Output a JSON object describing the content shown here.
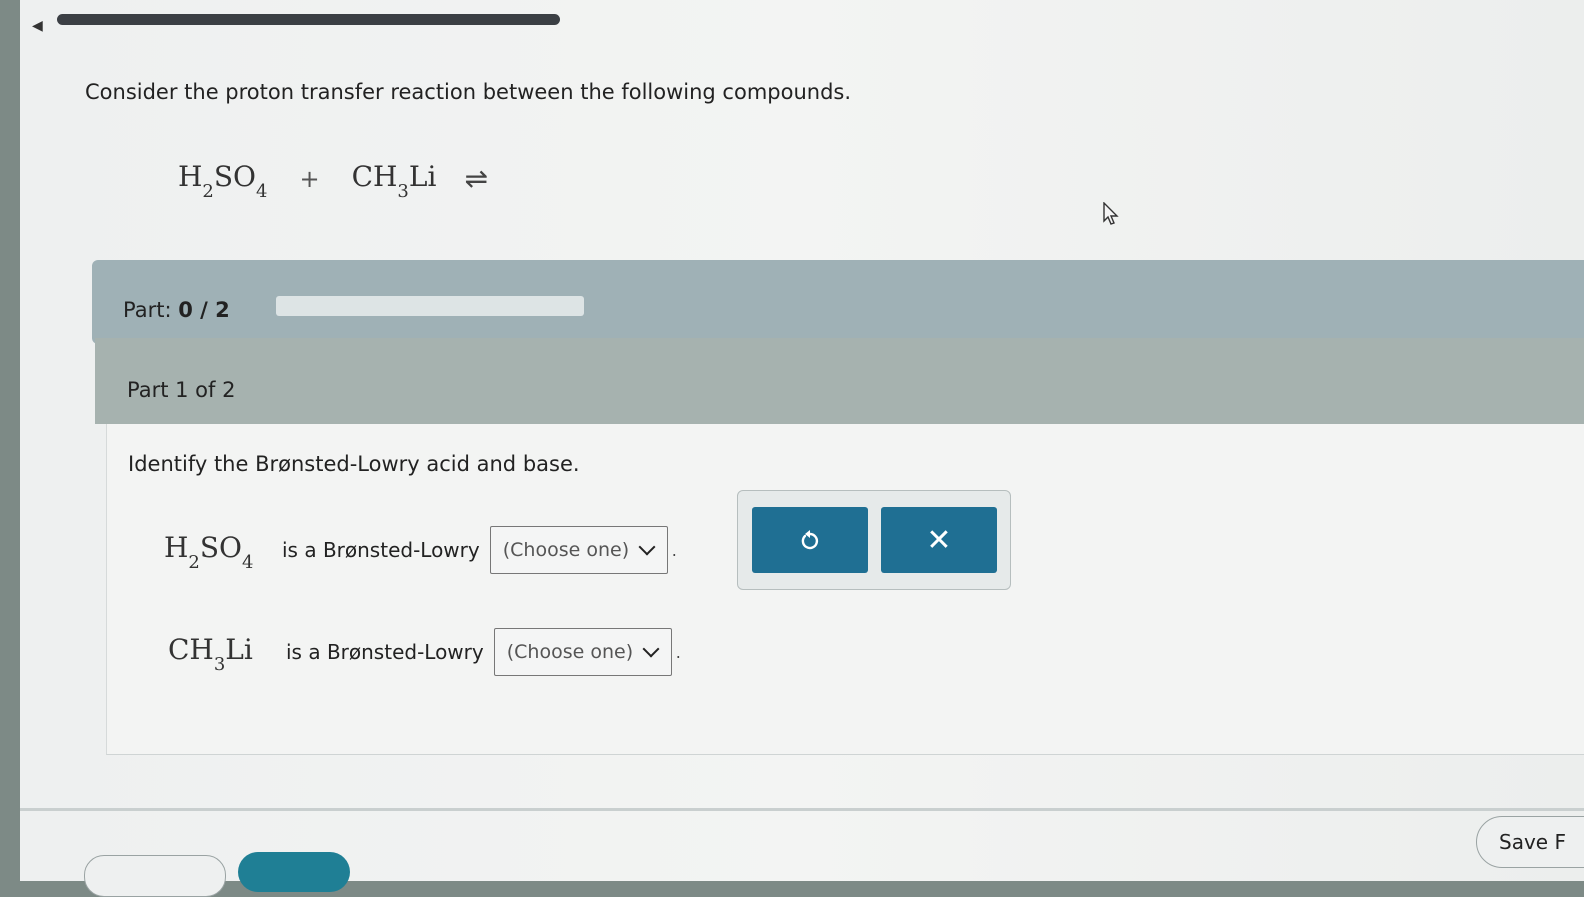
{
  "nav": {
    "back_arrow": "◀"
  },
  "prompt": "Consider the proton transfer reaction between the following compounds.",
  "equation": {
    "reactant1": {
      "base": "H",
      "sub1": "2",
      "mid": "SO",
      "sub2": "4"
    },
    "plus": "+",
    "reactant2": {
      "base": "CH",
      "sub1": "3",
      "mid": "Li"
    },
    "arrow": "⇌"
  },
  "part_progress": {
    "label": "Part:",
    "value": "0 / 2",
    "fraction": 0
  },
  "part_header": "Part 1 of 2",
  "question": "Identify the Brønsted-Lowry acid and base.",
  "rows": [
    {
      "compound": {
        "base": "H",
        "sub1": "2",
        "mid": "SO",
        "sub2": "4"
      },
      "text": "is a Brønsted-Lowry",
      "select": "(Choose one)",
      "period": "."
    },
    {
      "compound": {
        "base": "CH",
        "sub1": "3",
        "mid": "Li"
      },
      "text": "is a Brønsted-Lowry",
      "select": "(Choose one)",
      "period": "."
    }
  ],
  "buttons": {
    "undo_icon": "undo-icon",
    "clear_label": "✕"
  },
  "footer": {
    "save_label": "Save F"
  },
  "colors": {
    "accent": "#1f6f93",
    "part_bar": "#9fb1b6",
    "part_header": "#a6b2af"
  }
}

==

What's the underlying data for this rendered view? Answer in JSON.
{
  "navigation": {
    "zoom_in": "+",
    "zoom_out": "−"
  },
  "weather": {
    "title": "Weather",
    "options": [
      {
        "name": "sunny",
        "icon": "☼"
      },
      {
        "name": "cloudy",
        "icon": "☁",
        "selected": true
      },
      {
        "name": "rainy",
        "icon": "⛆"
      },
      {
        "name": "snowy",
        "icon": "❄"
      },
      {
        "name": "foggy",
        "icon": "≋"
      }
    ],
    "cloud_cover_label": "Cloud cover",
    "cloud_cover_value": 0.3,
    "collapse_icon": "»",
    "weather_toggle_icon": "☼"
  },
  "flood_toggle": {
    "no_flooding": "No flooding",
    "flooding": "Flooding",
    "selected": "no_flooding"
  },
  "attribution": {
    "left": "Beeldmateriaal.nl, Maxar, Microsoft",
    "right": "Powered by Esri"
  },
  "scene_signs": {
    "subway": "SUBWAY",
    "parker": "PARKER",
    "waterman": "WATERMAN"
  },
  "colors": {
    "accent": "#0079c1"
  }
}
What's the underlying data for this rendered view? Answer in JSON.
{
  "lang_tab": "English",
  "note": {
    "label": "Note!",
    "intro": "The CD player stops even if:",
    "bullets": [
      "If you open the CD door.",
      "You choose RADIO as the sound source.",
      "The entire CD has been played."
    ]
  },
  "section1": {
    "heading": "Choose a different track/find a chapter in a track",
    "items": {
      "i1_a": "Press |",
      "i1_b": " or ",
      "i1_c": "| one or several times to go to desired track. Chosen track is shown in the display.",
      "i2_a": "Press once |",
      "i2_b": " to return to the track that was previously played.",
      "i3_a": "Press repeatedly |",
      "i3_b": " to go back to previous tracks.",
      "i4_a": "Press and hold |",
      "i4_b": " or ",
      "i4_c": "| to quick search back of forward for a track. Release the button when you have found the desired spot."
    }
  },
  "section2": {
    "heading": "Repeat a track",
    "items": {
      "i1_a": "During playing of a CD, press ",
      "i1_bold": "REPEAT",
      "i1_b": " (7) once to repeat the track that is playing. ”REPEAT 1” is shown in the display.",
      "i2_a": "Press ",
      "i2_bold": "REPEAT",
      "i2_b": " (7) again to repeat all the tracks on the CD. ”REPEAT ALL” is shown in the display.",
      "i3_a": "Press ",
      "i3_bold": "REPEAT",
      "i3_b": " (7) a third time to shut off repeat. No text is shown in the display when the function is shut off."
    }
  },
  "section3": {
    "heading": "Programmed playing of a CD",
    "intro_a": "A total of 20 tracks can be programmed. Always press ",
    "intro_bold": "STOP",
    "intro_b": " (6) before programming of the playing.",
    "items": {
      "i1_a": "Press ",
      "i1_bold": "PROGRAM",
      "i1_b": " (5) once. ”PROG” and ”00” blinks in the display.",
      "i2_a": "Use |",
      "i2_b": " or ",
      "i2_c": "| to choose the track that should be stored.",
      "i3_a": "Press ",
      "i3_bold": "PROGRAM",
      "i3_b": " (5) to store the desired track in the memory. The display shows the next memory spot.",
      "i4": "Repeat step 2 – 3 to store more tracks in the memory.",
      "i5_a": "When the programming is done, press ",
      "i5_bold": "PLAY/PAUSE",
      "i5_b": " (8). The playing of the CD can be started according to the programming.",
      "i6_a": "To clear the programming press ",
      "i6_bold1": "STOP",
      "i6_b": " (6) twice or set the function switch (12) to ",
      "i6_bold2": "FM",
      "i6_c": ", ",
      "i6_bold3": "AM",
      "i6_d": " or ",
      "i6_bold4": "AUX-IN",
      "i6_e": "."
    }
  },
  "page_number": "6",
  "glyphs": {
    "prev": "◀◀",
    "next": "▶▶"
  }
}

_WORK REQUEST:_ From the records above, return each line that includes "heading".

_ANSWER AREA:_
    "heading": "Choose a different track/find a chapter in a track",
    "heading": "Repeat a track",
    "heading": "Programmed playing of a CD",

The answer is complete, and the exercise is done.